“Oh, Now You’re Jack Kennedy?!”
10.12.12 2:58 PM ET
Ryan on Kennedy (and Reagan) (Oh: and the One He Didn’t Mention)
My regular readers will know that I am pretty interested in tax policy, so for me, the most interesting moment last night may have been the exchange over historic examples of tax cuts leading to growth. It demonstrated how conservatives like Ryan stretch the facts when talking supply-side history, and it symbolized to me something Obama absolutely must address next week.
It went as follows:
REP. RYAN: You can cut tax rates by 20 percent and still preserve these important preferences for middle-class taxpayers —
VICE PRESIDENT BIDEN: Not mathematically possible.
REP. RYAN: It is mathematically possible. It's been done before.
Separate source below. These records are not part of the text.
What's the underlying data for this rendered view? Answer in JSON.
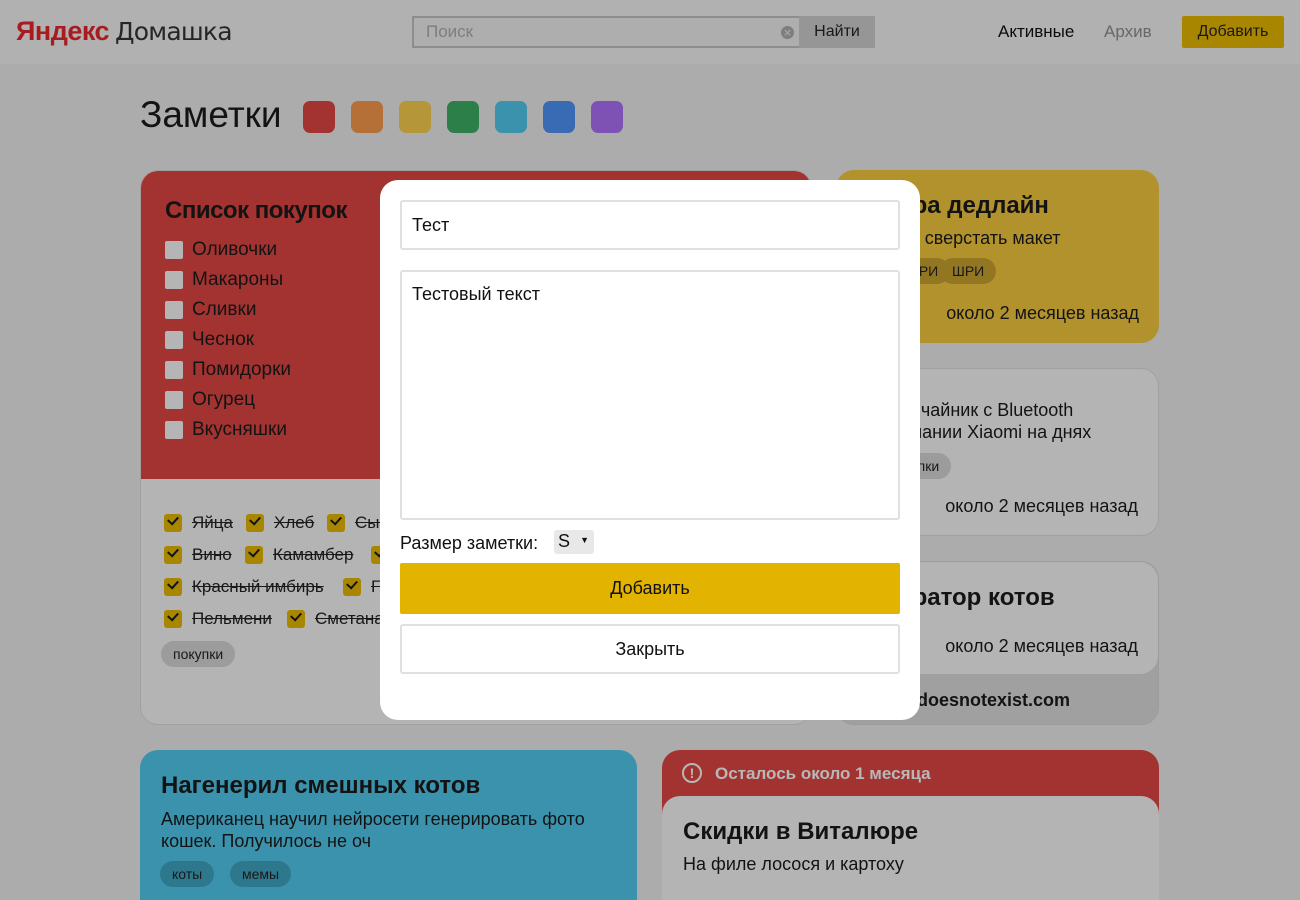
{
  "header": {
    "logo_brand": "Яндекс",
    "logo_product": "Домашка",
    "search_placeholder": "Поиск",
    "search_button": "Найти",
    "nav_active": "Активные",
    "nav_archive": "Архив",
    "add_button": "Добавить"
  },
  "page": {
    "title": "Заметки",
    "colors": [
      "#da4442",
      "#f1964a",
      "#f2c94c",
      "#3daa62",
      "#4ec3e6",
      "#4c8ef0",
      "#a86df0"
    ]
  },
  "shopping": {
    "title": "Список покупок",
    "todo": [
      "Оливочки",
      "Макароны",
      "Сливки",
      "Чеснок",
      "Помидорки",
      "Огурец",
      "Вкусняшки"
    ],
    "done_rows": [
      [
        "Яйца",
        "Хлеб",
        "Сыр"
      ],
      [
        "Вино",
        "Камамбер",
        "В"
      ],
      [
        "Красный имбирь",
        "Г"
      ],
      [
        "Пельмени",
        "Сметана"
      ]
    ],
    "tag": "покупки"
  },
  "deadline": {
    "title": "Завтра дедлайн",
    "text": "Забыть сверстать макет",
    "tags": [
      "ШРИ",
      "ШРИ"
    ],
    "time": "около 2 месяцев назад"
  },
  "kettle": {
    "text_line1": "Купить чайник с Bluetooth",
    "text_line2": "от компании Xiaomi на днях",
    "tag": "покупки",
    "time": "около 2 месяцев назад"
  },
  "cats": {
    "title": "Генератор котов",
    "time": "около 2 месяцев назад",
    "link": "thiscatdoesnotexist.com"
  },
  "funny": {
    "title": "Нагенерил смешных котов",
    "text": "Американец научил нейросети генерировать фото кошек. Получилось не оч",
    "tags": [
      "коты",
      "мемы"
    ]
  },
  "sale": {
    "warning": "Осталось около 1 месяца",
    "title": "Скидки в Виталюре",
    "text": "На филе лосося и картоху"
  },
  "modal": {
    "title_value": "Тест",
    "text_value": "Тестовый текст",
    "size_label": "Размер заметки:",
    "size_value": "S",
    "submit": "Добавить",
    "close": "Закрыть"
  }
}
It's precisely what we're proposing.
VICE PRESIDENT BIDEN: (Chuckles.) It has never been done before.
REP. RYAN: It's been done a couple of times, actually.
VICE PRESIDENT BIDEN: It has never been done before.
REP. RYAN: Jack Kennedy lowered tax rates, increased growth. Ronald Reagan —
VICE PRESIDENT BIDEN: Oh, now you're Jack Kennedy.
REP. RYAN: Ronald Reagan — (laughter) — (chuckles) — Republicans and Democrats —
VICE PRESIDENT BIDEN: This is amazing.
So, what are the facts? Well, first of all, Kennedy did not technically pass a tax cut. He proposed it, but he was killed before it passed. Nevertheless it was Kennedy’s economic team that put it together, and Kennedy who decided to proceed with it. Johnson made passing it his first order of business.
It did cut rates, and it did spur growth (although there was a credit crunch in 1966 and a mini-recession later). But the key point is this: It was not a supply-side cut. It was a demand-side cut. The historian David Greenberg explained the difference well and thoroughly in a 2004 Slate article:
A demand-side cut rests on the Keynesian theory that public consumption spurs economic activity. Government puts money in people's hands, as a temporary measure, so that they'll spend it. A supply-side cut sees business investment as the key to growth. Government gives money to businesses and wealthy individuals to invest, ultimately benefiting all Americans. Back in the early 1960s, tax cutting was as contentious as it is today, but it was liberal demand-siders who were calling for the cuts and generating the controversy.
You should read Greenberg’s piece. I think he’s a little too generous to supply-siders of our time, is my only quibble. I don’t think they have any business at all invoking JFK. He reduced the top marginal rate, all right, but as Greenberg notes, only from 91 to 77 percent. I don’t think that would impress Grover Norquist. And Kennedy was intent on passing a spending stimulus as well, which he wanted to put through after passing the tax cut (doing the latter first only as political necessity).
Bottom line: What Kennedy was doing was demand-side stimulus—putting money into the middle class’ hands to drive consumption, not (chiefly) into the wealthy’s hands or businesses’ hands.
Now we move forward to Reagan. He of course cut tax cuts massively in 1986—from 16 rates to five, with the top marginal rate dropping from 50 percent to 38.5 percent (although the dollars-earned threshold for paying the top rate was lowered considerably; see here).But the story is more complicated—for example, and this is very interesting, effective corporate tax rates actually spiked under Reagan. And, of course, he increased payroll taxes by 40 percent in the 1983 Social Security deal (from 4.2 percent of salary to 6.2 percent).
Generally speaking in Reagan’s second term, yes, there was healthy growth. But something else grew: deficits. Massively. And while revenues went up, well, revenues to the federal government have gone up in every decade since the Depression. They actually went up less in the 80s than most other decades. Certainly far less than in the 1990s, when Bill Clinton raised taxes. See this and this for explanations.
Obama needs to be on top of all this. He needs a good strong rebuttal on Kennedy. An answer on Reagan. And this is the context in which he needs to bring up Bush. The Bush experience is by far the freshest one for most voters, and it shows that this aggressive tax-cutting no longer works the way conservatives say it does. It failed. It...doesn’t...work. It helped bring on our calamity. And Romney-Ryan want to do it again.
That’s the key point. Biden, as effective as he was in some ways, didn’t quite do that. Obama must, and part of doing it effectively is knowing and communicating this history.